Despite recent allegations involving its bio-defense research, Texas A&M believes it still has a good chance at landing a major Homeland Security center.
The University is considered to be one of the front runners for the National Bio and Agro-Defense facility. And A&M leaders believe recent events may even enhance their chances. "The reality is if the National bio and agro-defense facility is going to be placed at some place with a very high order of concern for safety, we indeed have that," said Texas A&M Interim President Eddie Davis. "And in fact, our procedures will probably be stronger and more improved that any university in our country."

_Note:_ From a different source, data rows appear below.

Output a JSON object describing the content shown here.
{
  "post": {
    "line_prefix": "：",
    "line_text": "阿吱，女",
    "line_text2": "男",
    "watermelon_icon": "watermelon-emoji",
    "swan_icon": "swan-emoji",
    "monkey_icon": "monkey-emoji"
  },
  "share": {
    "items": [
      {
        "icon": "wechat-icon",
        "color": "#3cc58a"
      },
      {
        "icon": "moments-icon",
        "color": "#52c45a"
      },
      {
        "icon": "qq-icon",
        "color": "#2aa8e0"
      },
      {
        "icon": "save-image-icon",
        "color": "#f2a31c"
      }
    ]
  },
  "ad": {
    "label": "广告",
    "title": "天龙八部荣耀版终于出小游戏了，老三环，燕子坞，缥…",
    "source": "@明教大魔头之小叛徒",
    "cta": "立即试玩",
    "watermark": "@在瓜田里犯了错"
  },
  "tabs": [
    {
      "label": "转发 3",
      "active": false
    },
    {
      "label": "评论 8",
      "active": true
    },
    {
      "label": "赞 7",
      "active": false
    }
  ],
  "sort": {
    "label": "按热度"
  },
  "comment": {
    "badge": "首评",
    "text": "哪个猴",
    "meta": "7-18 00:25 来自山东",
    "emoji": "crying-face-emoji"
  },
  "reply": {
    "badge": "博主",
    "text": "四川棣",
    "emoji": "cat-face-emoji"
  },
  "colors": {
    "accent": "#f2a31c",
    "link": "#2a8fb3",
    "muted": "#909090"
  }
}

If A&M is selected, it would receive an initial federal construction grant of $450-million.